* **TASK DIRECTIONS**
Determine how many lines of this material contain "screenshot". Give only the number.
───── RECORDS FOR THE EXERCISE
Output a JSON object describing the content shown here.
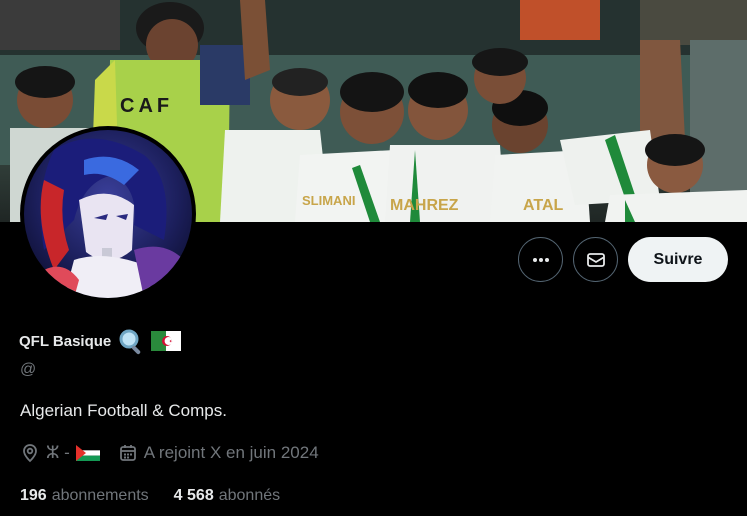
{
  "banner": {
    "bib_text": "CAF",
    "jersey_names": [
      "SLIMANI",
      "MAHREZ",
      "ATAL"
    ]
  },
  "profile": {
    "display_name": "QFL Basique",
    "name_emojis": [
      "magnifying-glass-emoji",
      "algeria-flag-emoji"
    ],
    "handle": "@",
    "bio": "Algerian Football & Comps.",
    "location_text": "ⵣ -",
    "location_flag": "palestine-flag-emoji",
    "joined": "A rejoint X en juin 2024",
    "following_count": "196",
    "following_label": "abonnements",
    "followers_count": "4 568",
    "followers_label": "abonnés"
  },
  "actions": {
    "more_icon": "more-dots-icon",
    "message_icon": "envelope-icon",
    "follow_label": "Suivre"
  },
  "colors": {
    "background": "#000000",
    "primary_text": "#e7e9ea",
    "secondary_text": "#71767b",
    "button_border": "#536471",
    "follow_bg": "#eff3f4"
  }
}
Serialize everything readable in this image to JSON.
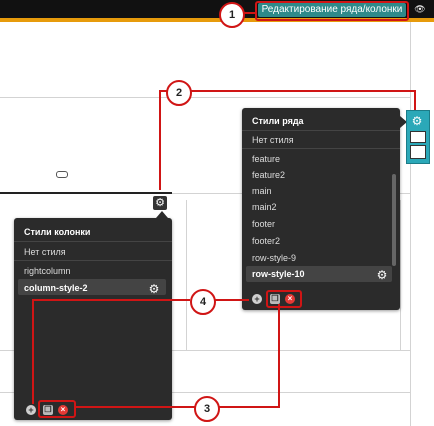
{
  "toolbar": {
    "edit_button_label": "Редактирование ряда/колонки",
    "accent_color": "#e79b0c",
    "button_color": "#2e8a8a"
  },
  "column_styles_panel": {
    "title": "Стили колонки",
    "no_style": "Нет стиля",
    "items": [
      "rightcolumn",
      "column-style-2"
    ],
    "selected": "column-style-2"
  },
  "row_styles_panel": {
    "title": "Стили ряда",
    "no_style": "Нет стиля",
    "items": [
      "feature",
      "feature2",
      "main",
      "main2",
      "footer",
      "footer2",
      "row-style-9",
      "row-style-10"
    ],
    "selected": "row-style-10"
  },
  "callouts": [
    "1",
    "2",
    "3",
    "4"
  ],
  "icons": {
    "gear": "⚙",
    "eye": "👁",
    "plus": "+",
    "copy": "❐",
    "delete": "×"
  }
}
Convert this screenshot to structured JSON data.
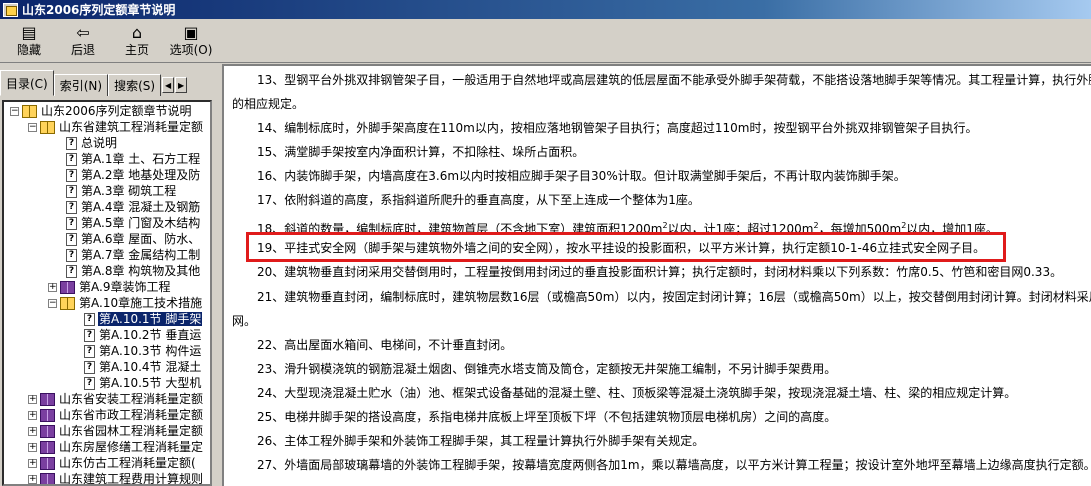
{
  "window": {
    "title": "山东2006序列定额章节说明"
  },
  "toolbar": {
    "buttons": [
      {
        "label": "隐藏",
        "icon": "hide-icon"
      },
      {
        "label": "后退",
        "icon": "back-arrow-icon"
      },
      {
        "label": "主页",
        "icon": "home-icon"
      },
      {
        "label": "选项(O)",
        "icon": "options-icon"
      }
    ]
  },
  "sidebar": {
    "tabs": [
      "目录(C)",
      "索引(N)",
      "搜索(S)"
    ],
    "tab_scroll": [
      "◀",
      "▶"
    ],
    "tree": [
      {
        "label": "山东2006序列定额章节说明"
      },
      {
        "label": "山东省建筑工程消耗量定额"
      },
      {
        "label": "总说明"
      },
      {
        "label": "第A.1章 土、石方工程"
      },
      {
        "label": "第A.2章 地基处理及防"
      },
      {
        "label": "第A.3章 砌筑工程"
      },
      {
        "label": "第A.4章 混凝土及钢筋"
      },
      {
        "label": "第A.5章 门窗及木结构"
      },
      {
        "label": "第A.6章 屋面、防水、"
      },
      {
        "label": "第A.7章 金属结构工制"
      },
      {
        "label": "第A.8章 构筑物及其他"
      },
      {
        "label": "第A.9章装饰工程"
      },
      {
        "label": "第A.10章施工技术措施"
      },
      {
        "label": "第A.10.1节 脚手架"
      },
      {
        "label": "第A.10.2节 垂直运"
      },
      {
        "label": "第A.10.3节 构件运"
      },
      {
        "label": "第A.10.4节 混凝土"
      },
      {
        "label": "第A.10.5节 大型机"
      },
      {
        "label": "山东省安装工程消耗量定额"
      },
      {
        "label": "山东省市政工程消耗量定额"
      },
      {
        "label": "山东省园林工程消耗量定额"
      },
      {
        "label": "山东房屋修缮工程消耗量定"
      },
      {
        "label": "山东仿古工程消耗量定额("
      },
      {
        "label": "山东建筑工程费用计算规则"
      }
    ]
  },
  "content": {
    "paragraphs": [
      "13、型钢平台外挑双排钢管架子目，一般适用于自然地坪或高层建筑的低层屋面不能承受外脚手架荷载，不能搭设落地脚手架等情况。其工程量计算，执行外脚",
      "的相应规定。",
      "14、编制标底时，外脚手架高度在110m以内，按相应落地钢管架子目执行；高度超过110m时，按型钢平台外挑双排钢管架子目执行。",
      "15、满堂脚手架按室内净面积计算，不扣除柱、垛所占面积。",
      "16、内装饰脚手架，内墙高度在3.6m以内时按相应脚手架子目30%计取。但计取满堂脚手架后，不再计取内装饰脚手架。",
      "17、依附斜道的高度，系指斜道所爬升的垂直高度，从下至上连成一个整体为1座。",
      "18、斜道的数量，编制标底时，建筑物首层（不含地下室）建筑面积1200m",
      "以内，计1座；超过1200m",
      "，每增加500m",
      "以内，增加1座。",
      "19、平挂式安全网（脚手架与建筑物外墙之间的安全网），按水平挂设的投影面积，以平方米计算，执行定额10-1-46立挂式安全网子目。",
      "20、建筑物垂直封闭采用交替倒用时，工程量按倒用封闭过的垂直投影面积计算；执行定额时，封闭材料乘以下列系数：竹席0.5、竹笆和密目网0.33。",
      "21、建筑物垂直封闭，编制标底时，建筑物层数16层（或檐高50m）以内，按固定封闭计算；16层（或檐高50m）以上，按交替倒用封闭计算。封闭材料采用密",
      "网。",
      "22、高出屋面水箱间、电梯间，不计垂直封闭。",
      "23、滑升钢模浇筑的钢筋混凝土烟囱、倒锥壳水塔支筒及筒仓，定额按无井架施工编制，不另计脚手架费用。",
      "24、大型现浇混凝土贮水（油）池、框架式设备基础的混凝土壁、柱、顶板梁等混凝土浇筑脚手架，按现浇混凝土墙、柱、梁的相应规定计算。",
      "25、电梯井脚手架的搭设高度，系指电梯井底板上坪至顶板下坪（不包括建筑物顶层电梯机房）之间的高度。",
      "26、主体工程外脚手架和外装饰工程脚手架，其工程量计算执行外脚手架有关规定。",
      "27、外墙面局部玻璃幕墙的外装饰工程脚手架，按幕墙宽度两侧各加1m，乘以幕墙高度，以平方米计算工程量；按设计室外地坪至幕墙上边缘高度执行定额。"
    ],
    "sup": "2"
  },
  "colors": {
    "highlight": "#e01b1b",
    "selection": "#0a246a",
    "titlebar": "#0a246a"
  }
}
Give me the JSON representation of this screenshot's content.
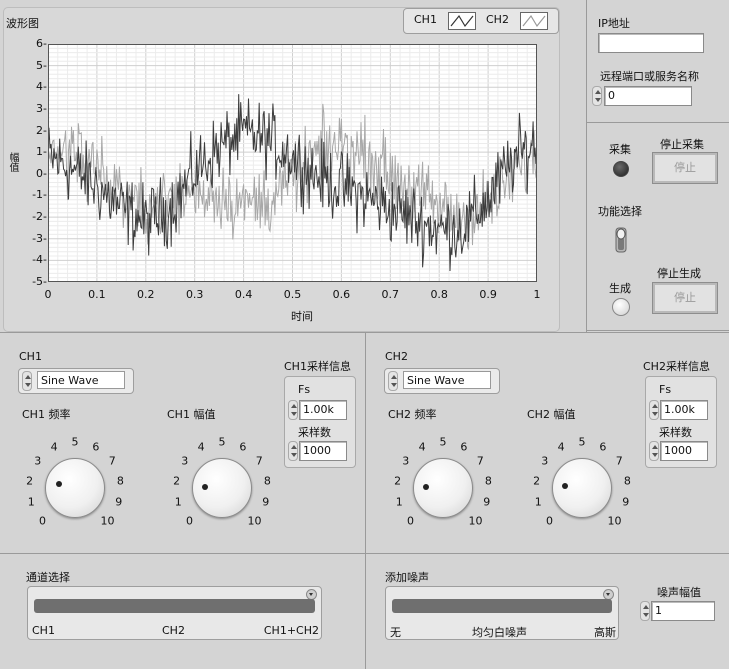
{
  "graph": {
    "title": "波形图",
    "xlabel": "时间",
    "ylabel": "幅值",
    "legend": {
      "ch1": "CH1",
      "ch2": "CH2"
    }
  },
  "chart_data": {
    "type": "line",
    "title": "波形图",
    "xlabel": "时间",
    "ylabel": "幅值",
    "xlim": [
      0,
      1
    ],
    "ylim": [
      -5,
      6
    ],
    "x_ticks": [
      "0",
      "0.1",
      "0.2",
      "0.3",
      "0.4",
      "0.5",
      "0.6",
      "0.7",
      "0.8",
      "0.9",
      "1"
    ],
    "y_ticks": [
      "6",
      "5",
      "4",
      "3",
      "2",
      "1",
      "0",
      "-1",
      "-2",
      "-3",
      "-4",
      "-5"
    ],
    "grid": true,
    "series": [
      {
        "name": "CH1",
        "color": "#3c3c3c",
        "x": [
          0,
          0.05,
          0.1,
          0.15,
          0.2,
          0.25,
          0.3,
          0.35,
          0.4,
          0.45,
          0.5,
          0.55,
          0.6,
          0.65,
          0.7,
          0.75,
          0.8,
          0.85,
          0.9,
          0.95,
          1
        ],
        "values": [
          0.8,
          0.2,
          -0.6,
          -1.6,
          -2.2,
          -1.6,
          0.1,
          1.2,
          1.9,
          1.6,
          0.8,
          -0.1,
          -0.6,
          -1.1,
          -1.6,
          -2.1,
          -2.6,
          -2.5,
          -1.2,
          0.6,
          1.5
        ]
      },
      {
        "name": "CH2",
        "color": "#a8a8a8",
        "x": [
          0,
          0.05,
          0.1,
          0.15,
          0.2,
          0.25,
          0.3,
          0.35,
          0.4,
          0.45,
          0.5,
          0.55,
          0.6,
          0.65,
          0.7,
          0.75,
          0.8,
          0.85,
          0.9,
          0.95,
          1
        ],
        "values": [
          1.2,
          1.0,
          0.2,
          -0.8,
          -1.5,
          -1.2,
          -0.8,
          -0.9,
          -1.4,
          -1.2,
          -0.2,
          0.9,
          1.4,
          0.8,
          0.0,
          -0.8,
          -1.6,
          -2.1,
          -1.4,
          0.0,
          0.8
        ]
      }
    ]
  },
  "network": {
    "ip_label": "IP地址",
    "ip_value": "",
    "port_label": "远程端口或服务名称",
    "port_value": "0"
  },
  "control": {
    "acquire_label": "采集",
    "stop_acquire_label": "停止采集",
    "stop_button": "停止",
    "function_label": "功能选择",
    "generate_label": "生成",
    "stop_generate_label": "停止生成",
    "stop_button2": "停止"
  },
  "ch1": {
    "label": "CH1",
    "waveform": "Sine Wave",
    "freq_label": "CH1 频率",
    "amp_label": "CH1 幅值",
    "freq_value": 2.2,
    "amp_value": 1.8,
    "sample_info_label": "CH1采样信息",
    "fs_label": "Fs",
    "fs_value": "1.00k",
    "samples_label": "采样数",
    "samples_value": "1000"
  },
  "ch2": {
    "label": "CH2",
    "waveform": "Sine Wave",
    "freq_label": "CH2 频率",
    "amp_label": "CH2 幅值",
    "freq_value": 1.8,
    "amp_value": 1.9,
    "sample_info_label": "CH2采样信息",
    "fs_label": "Fs",
    "fs_value": "1.00k",
    "samples_label": "采样数",
    "samples_value": "1000"
  },
  "knob_scale": [
    "0",
    "1",
    "2",
    "3",
    "4",
    "5",
    "6",
    "7",
    "8",
    "9",
    "10"
  ],
  "channel_select": {
    "label": "通道选择",
    "options": [
      "CH1",
      "CH2",
      "CH1+CH2"
    ]
  },
  "noise": {
    "label": "添加噪声",
    "options": [
      "无",
      "均匀白噪声",
      "高斯"
    ],
    "amp_label": "噪声幅值",
    "amp_value": "1"
  }
}
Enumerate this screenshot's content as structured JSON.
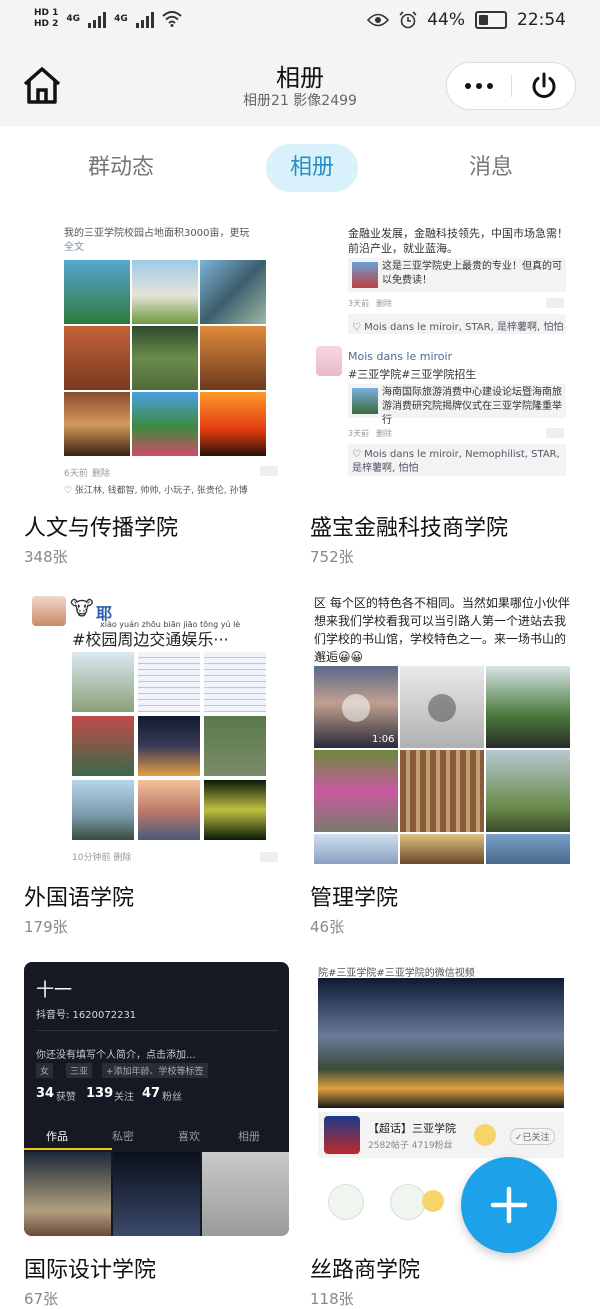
{
  "status_bar": {
    "hd1": "HD 1",
    "hd2": "HD 2",
    "net1": "4G",
    "net2": "4G",
    "battery": "44%",
    "battery_level": 0.44,
    "time": "22:54"
  },
  "header": {
    "title": "相册",
    "subtitle": "相册21 影像2499"
  },
  "tabs": [
    {
      "label": "群动态",
      "active": false
    },
    {
      "label": "相册",
      "active": true
    },
    {
      "label": "消息",
      "active": false
    }
  ],
  "albums": [
    {
      "name": "人文与传播学院",
      "count": "348张",
      "thumb": {
        "top_text": "我的三亚学院校园占地面积3000亩，更玩",
        "more": "全文",
        "date": "6天前",
        "delete": "删除",
        "bottom": "♡ 张江林, 钱都智, 帅帅, 小玩子, 张贵伦, 孙博"
      }
    },
    {
      "name": "盛宝金融科技商学院",
      "count": "752张",
      "thumb": {
        "top_text": "金融业发展，金融科技领先，中国市场急需！前沿产业，就业蓝海。",
        "link1": "这是三亚学院史上最贵的专业！但真的可以免费读！",
        "date1": "3天前",
        "delete1": "删除",
        "likes1": "♡ Mois dans le miroir, STAR, 是梓薯啊, 怕怕",
        "author": "Mois dans le miroir",
        "tags": "#三亚学院#三亚学院招生",
        "link2": "海南国际旅游消费中心建设论坛暨海南旅游消费研究院揭牌仪式在三亚学院隆重举行",
        "date2": "3天前",
        "delete2": "删除",
        "likes2": "♡ Mois dans le miroir, Nemophilist, STAR, 是梓薯啊, 怕怕"
      }
    },
    {
      "name": "外国语学院",
      "count": "179张",
      "thumb": {
        "emoji": "🐮",
        "char": "耶",
        "pinyin": "xiào yuán zhōu biān jiāo tōng yú lè",
        "headline": "#校园周边交通娱乐···",
        "bottom": "10分钟前 删除"
      }
    },
    {
      "name": "管理学院",
      "count": "46张",
      "thumb": {
        "text": "区 每个区的特色各不相同。当然如果哪位小伙伴想来我们学校看我可以当引路人第一个进站去我们学校的书山馆，学校特色之一。来一场书山的邂逅😀😀",
        "duration": "1:06"
      }
    },
    {
      "name": "国际设计学院",
      "count": "67张",
      "thumb": {
        "nick": "十一",
        "douyin_id": "抖音号: 1620072231",
        "intro": "你还没有填写个人简介，点击添加...",
        "tags": [
          "女",
          "三亚",
          "+添加年龄、学校等标签"
        ],
        "likes": "34",
        "likes_label": "获赞",
        "following": "139",
        "following_label": "关注",
        "fans": "47",
        "fans_label": "粉丝",
        "tab_works": "作品",
        "tab_private": "私密",
        "tab_like": "喜欢",
        "tab_album": "相册"
      }
    },
    {
      "name": "丝路商学院",
      "count": "118张",
      "thumb": {
        "top_text": "院#三亚学院#三亚学院的微信视频",
        "topic": "【超话】三亚学院",
        "stats": "2582帖子 4719粉丝",
        "followed": "✓已关注"
      }
    }
  ],
  "fab": {
    "label": "+"
  },
  "colors": {
    "accent": "#2a8fc4",
    "tab_active_bg": "#d9f1fa",
    "fab": "#1da1e8"
  }
}
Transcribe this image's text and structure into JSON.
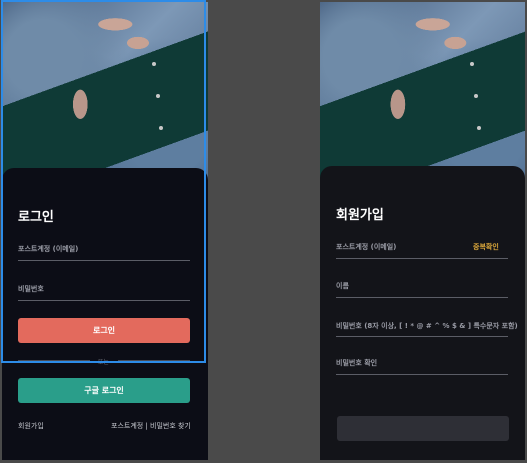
{
  "login": {
    "title": "로그인",
    "email_label": "포스트계정 (이메일)",
    "password_label": "비밀번호",
    "login_button": "로그인",
    "divider_text": "또는",
    "google_button": "구글 로그인",
    "signup_link": "회원가입",
    "find_links": "포스트계정 | 비밀번호 찾기"
  },
  "signup": {
    "title": "회원가입",
    "email_label": "포스트계정 (이메일)",
    "dup_check": "중복확인",
    "name_label": "이름",
    "password_label": "비밀번호 (8자 이상, [ ! * @ # ^ % $ & ] 특수문자 포함)",
    "password_confirm_label": "비밀번호 확인",
    "submit_button": ""
  },
  "colors": {
    "accent_login": "#e36a5d",
    "accent_google": "#2a9e8a",
    "dup_check": "#d9a63a",
    "selection": "#2d8ce8"
  }
}
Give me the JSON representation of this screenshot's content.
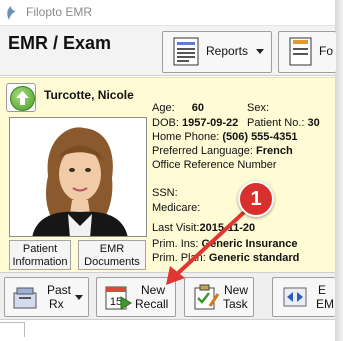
{
  "window": {
    "title": "Filopto EMR"
  },
  "header": {
    "title": "EMR / Exam",
    "reports_label": "Reports",
    "form_label": "Fo"
  },
  "patient": {
    "name": "Turcotte, Nicole",
    "age_label": "Age:",
    "age": "60",
    "sex_label": "Sex:",
    "dob_label": "DOB:",
    "dob": "1957-09-22",
    "patient_no_label": "Patient No.:",
    "patient_no": "30",
    "home_phone_label": "Home Phone:",
    "home_phone": "(506) 555-4351",
    "language_label": "Preferred Language:",
    "language": "French",
    "office_ref_label": "Office Reference Number",
    "ssn_label": "SSN:",
    "medicare_label": "Medicare:",
    "last_visit_label": "Last Visit:",
    "last_visit": "2015-11-20",
    "prim_ins_label": "Prim. Ins:",
    "prim_ins": "Generic Insurance",
    "prim_plan_label": "Prim. Plan:",
    "prim_plan": "Generic standard",
    "info_button": {
      "line1": "Patient",
      "line2": "Information"
    },
    "docs_button": {
      "line1": "EMR",
      "line2": "Documents"
    }
  },
  "toolbar": {
    "past_rx": {
      "line1": "Past",
      "line2": "Rx"
    },
    "new_recall": {
      "line1": "New",
      "line2": "Recall",
      "calendar_number": "15"
    },
    "new_task": {
      "line1": "New",
      "line2": "Task"
    },
    "e_button": {
      "line1": "E",
      "line2": "EM"
    }
  },
  "annotation": {
    "badge": "1",
    "color": "#d9302d"
  },
  "icons": [
    "logo-icon",
    "reports-icon",
    "form-icon",
    "up-arrow-icon",
    "past-rx-icon",
    "dropdown-caret-icon",
    "calendar-icon",
    "task-icon",
    "arrows-icon"
  ]
}
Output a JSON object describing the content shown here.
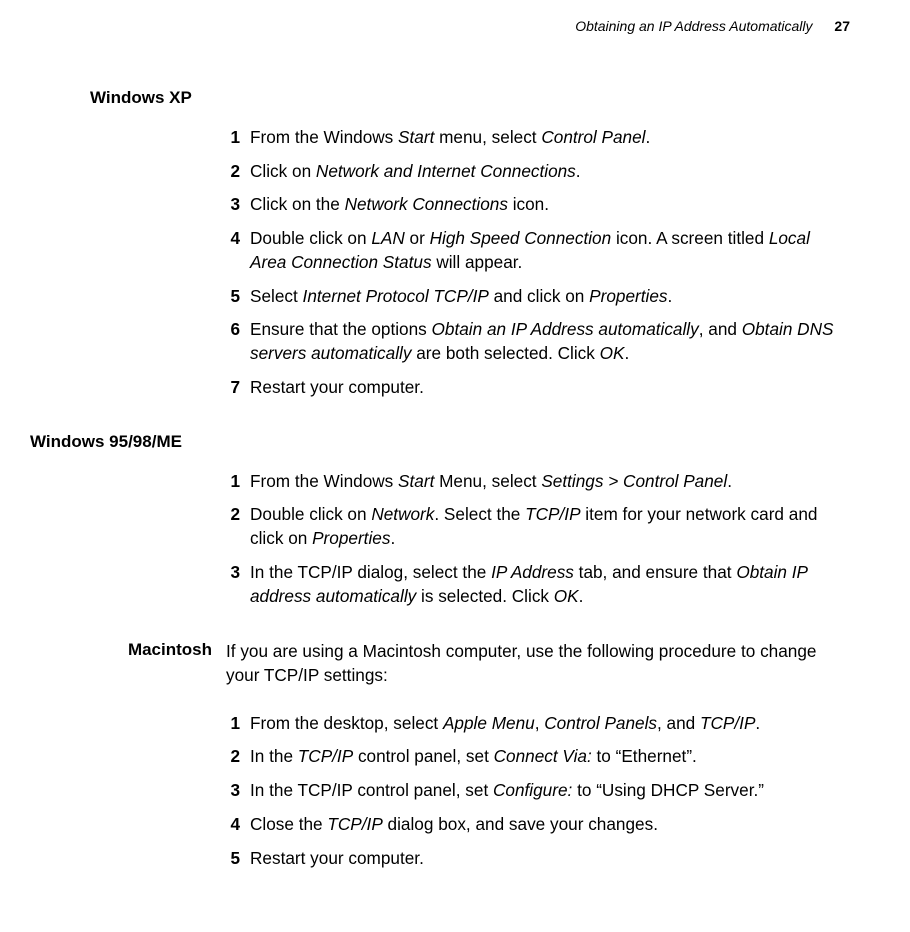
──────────
* **ANSWER SPACE**
4